Simple as you like – and trust me you will like. This easy tomato sauce is perfect on spaghetti (though it goes well with other pasta shapes too) and works in many different scenarios. Get the seasoning right to balance any acidity…
Make the sauce: Put a heavy-bottomed pan over a gentle heat. Add two-thirds of the oil then the garlic and chilli flakes. Let it warm through to soften the garlic for 2 minutes or so (colouring will turn it bitter).
Add the chopped tomatoes directly. If using whole plum tomatoes, squish them in with your fingers or break them up with a wooden spoon.
Add the sugar and season with salt and pepper. Stir well. Bring to the boil then lower to a simmer and cook for 10–20 minutes.

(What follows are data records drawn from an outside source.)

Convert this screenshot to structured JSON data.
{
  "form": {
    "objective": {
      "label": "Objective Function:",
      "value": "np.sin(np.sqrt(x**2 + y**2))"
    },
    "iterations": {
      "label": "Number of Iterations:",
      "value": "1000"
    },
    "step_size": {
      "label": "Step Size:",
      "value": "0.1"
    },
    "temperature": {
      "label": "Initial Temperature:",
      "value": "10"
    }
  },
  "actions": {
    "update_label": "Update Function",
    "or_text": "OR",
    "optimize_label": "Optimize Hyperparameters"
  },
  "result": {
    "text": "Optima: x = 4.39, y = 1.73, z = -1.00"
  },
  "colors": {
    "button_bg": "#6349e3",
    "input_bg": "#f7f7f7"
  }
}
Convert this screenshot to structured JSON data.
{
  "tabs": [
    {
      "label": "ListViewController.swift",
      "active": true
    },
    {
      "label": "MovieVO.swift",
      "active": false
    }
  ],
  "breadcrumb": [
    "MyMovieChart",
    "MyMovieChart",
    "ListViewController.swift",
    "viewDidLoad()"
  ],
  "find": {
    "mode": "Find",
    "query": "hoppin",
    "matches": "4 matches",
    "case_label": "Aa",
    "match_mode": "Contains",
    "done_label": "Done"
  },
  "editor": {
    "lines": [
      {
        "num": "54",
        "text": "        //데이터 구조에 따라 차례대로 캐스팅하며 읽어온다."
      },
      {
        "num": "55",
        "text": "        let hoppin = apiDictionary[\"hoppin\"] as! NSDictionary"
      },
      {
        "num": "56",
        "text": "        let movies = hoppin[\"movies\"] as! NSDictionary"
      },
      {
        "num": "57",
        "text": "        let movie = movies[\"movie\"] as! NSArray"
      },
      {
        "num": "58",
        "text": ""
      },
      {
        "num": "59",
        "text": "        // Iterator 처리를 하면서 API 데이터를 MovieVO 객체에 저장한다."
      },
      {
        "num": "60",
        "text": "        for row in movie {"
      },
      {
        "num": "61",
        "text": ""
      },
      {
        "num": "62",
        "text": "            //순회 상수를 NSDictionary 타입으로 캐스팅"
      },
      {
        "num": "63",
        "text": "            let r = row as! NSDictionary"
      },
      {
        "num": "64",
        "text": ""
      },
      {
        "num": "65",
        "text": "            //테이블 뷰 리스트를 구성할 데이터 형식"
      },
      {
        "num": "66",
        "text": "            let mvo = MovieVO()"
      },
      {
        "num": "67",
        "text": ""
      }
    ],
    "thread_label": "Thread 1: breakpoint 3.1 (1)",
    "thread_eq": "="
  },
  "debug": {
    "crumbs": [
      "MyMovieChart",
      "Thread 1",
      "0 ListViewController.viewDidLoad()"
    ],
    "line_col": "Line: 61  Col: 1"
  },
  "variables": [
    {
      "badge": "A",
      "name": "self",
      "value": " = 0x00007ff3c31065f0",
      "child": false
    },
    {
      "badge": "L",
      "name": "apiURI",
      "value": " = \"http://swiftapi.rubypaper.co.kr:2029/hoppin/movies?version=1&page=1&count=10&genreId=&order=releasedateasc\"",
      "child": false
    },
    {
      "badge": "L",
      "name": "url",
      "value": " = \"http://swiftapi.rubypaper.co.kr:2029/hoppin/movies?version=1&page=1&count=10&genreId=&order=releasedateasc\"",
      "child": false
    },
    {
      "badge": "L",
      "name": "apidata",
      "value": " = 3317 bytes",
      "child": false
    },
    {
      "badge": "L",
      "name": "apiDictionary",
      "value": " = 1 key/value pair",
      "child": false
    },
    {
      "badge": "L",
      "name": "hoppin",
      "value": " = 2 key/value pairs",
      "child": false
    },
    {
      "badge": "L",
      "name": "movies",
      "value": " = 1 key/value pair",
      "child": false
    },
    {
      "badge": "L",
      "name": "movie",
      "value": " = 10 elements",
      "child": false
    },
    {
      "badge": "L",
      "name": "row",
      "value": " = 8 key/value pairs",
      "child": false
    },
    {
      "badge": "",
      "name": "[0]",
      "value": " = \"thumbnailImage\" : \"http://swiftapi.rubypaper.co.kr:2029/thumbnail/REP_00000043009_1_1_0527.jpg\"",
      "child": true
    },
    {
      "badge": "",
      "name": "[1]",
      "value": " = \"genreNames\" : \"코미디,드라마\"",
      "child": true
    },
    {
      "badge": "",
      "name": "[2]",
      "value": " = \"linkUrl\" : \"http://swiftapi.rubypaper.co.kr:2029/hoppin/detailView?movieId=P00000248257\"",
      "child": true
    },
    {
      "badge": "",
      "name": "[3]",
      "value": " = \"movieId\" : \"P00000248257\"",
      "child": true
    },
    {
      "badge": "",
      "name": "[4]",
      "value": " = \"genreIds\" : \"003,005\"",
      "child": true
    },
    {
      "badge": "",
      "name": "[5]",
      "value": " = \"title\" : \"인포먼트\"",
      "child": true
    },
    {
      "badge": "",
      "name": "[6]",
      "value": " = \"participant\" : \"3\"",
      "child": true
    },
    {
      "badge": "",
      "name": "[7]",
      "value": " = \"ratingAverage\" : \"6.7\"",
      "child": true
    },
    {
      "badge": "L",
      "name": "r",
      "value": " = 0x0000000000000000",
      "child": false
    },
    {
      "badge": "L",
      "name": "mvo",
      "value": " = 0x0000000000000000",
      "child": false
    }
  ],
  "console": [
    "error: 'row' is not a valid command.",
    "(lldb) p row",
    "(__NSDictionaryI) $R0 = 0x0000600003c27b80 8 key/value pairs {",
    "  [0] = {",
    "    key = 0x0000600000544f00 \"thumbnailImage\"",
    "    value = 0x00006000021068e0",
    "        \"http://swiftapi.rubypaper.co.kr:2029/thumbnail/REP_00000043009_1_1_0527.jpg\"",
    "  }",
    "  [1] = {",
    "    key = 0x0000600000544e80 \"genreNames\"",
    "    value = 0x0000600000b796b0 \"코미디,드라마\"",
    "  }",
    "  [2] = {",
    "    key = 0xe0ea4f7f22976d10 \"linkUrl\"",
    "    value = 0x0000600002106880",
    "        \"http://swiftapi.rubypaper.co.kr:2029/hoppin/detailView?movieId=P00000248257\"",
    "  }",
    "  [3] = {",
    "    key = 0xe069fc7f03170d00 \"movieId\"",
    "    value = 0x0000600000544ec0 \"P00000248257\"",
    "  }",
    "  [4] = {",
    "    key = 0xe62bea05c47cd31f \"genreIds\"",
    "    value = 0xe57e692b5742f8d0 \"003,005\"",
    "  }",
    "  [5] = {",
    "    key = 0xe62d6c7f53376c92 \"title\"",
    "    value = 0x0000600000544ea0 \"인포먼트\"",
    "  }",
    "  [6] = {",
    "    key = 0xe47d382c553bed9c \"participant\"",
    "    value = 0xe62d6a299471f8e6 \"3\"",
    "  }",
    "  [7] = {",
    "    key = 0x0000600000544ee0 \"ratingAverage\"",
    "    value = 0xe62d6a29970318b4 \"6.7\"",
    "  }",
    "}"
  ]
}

In the meantime, cook the pasta: Put a large, covered pan of water with a pinch of salt and a glug of oil on to boil.
Add the pasta and cook until al dente (check your packet for timings).
Finish the sauce: Season to taste, add a little more sugar if it’s sharp or a drop of lemon juice or balsamic to brighten it. Add the remainder of the olive oil.
Drain the pasta into a colander. Tip it straight back into the pan and add the butter and a little black pepper. Stir in the sauce.
Stick a large fork into the pasta. Twirl to hook a reasonable amount. Lift and place onto plates or into warm bowls. Or grab it out with a pair of tongs.
Scatter over some parmesan, top with a few basil leaves, if you like, and serve with bread or garlic bread and a rocket salad with balsamic dressing.
CHILLI AND BACON TOMATO SAUCE
Blitz a can of chopped tomatoes. Fry a handful of diced bacon/pancetta with 1 diced small onion, a diced chilli and a diced garlic clove. Add the tomatoes and cook as before.
RAW TOMATO SAUCE
Chop a handful of good vine or cherry tomatoes. Spoon out the seeds and roughly chop. Marinate in a mix of 2 tbsp olive oil and 1 tbsp wine vinegar with a few torn basil leaves or a bit of chopped parsley to taste. Alternatively, toss with a few chopped olives, ½ tsp drained capers and a drizzle of olive oil. Leave for 30 minutes. Toss into hot spaghetti.
From Sam Stern’s Cookery Course for Students in the Kitchen (Quadrille)
Photograph by Chris Terry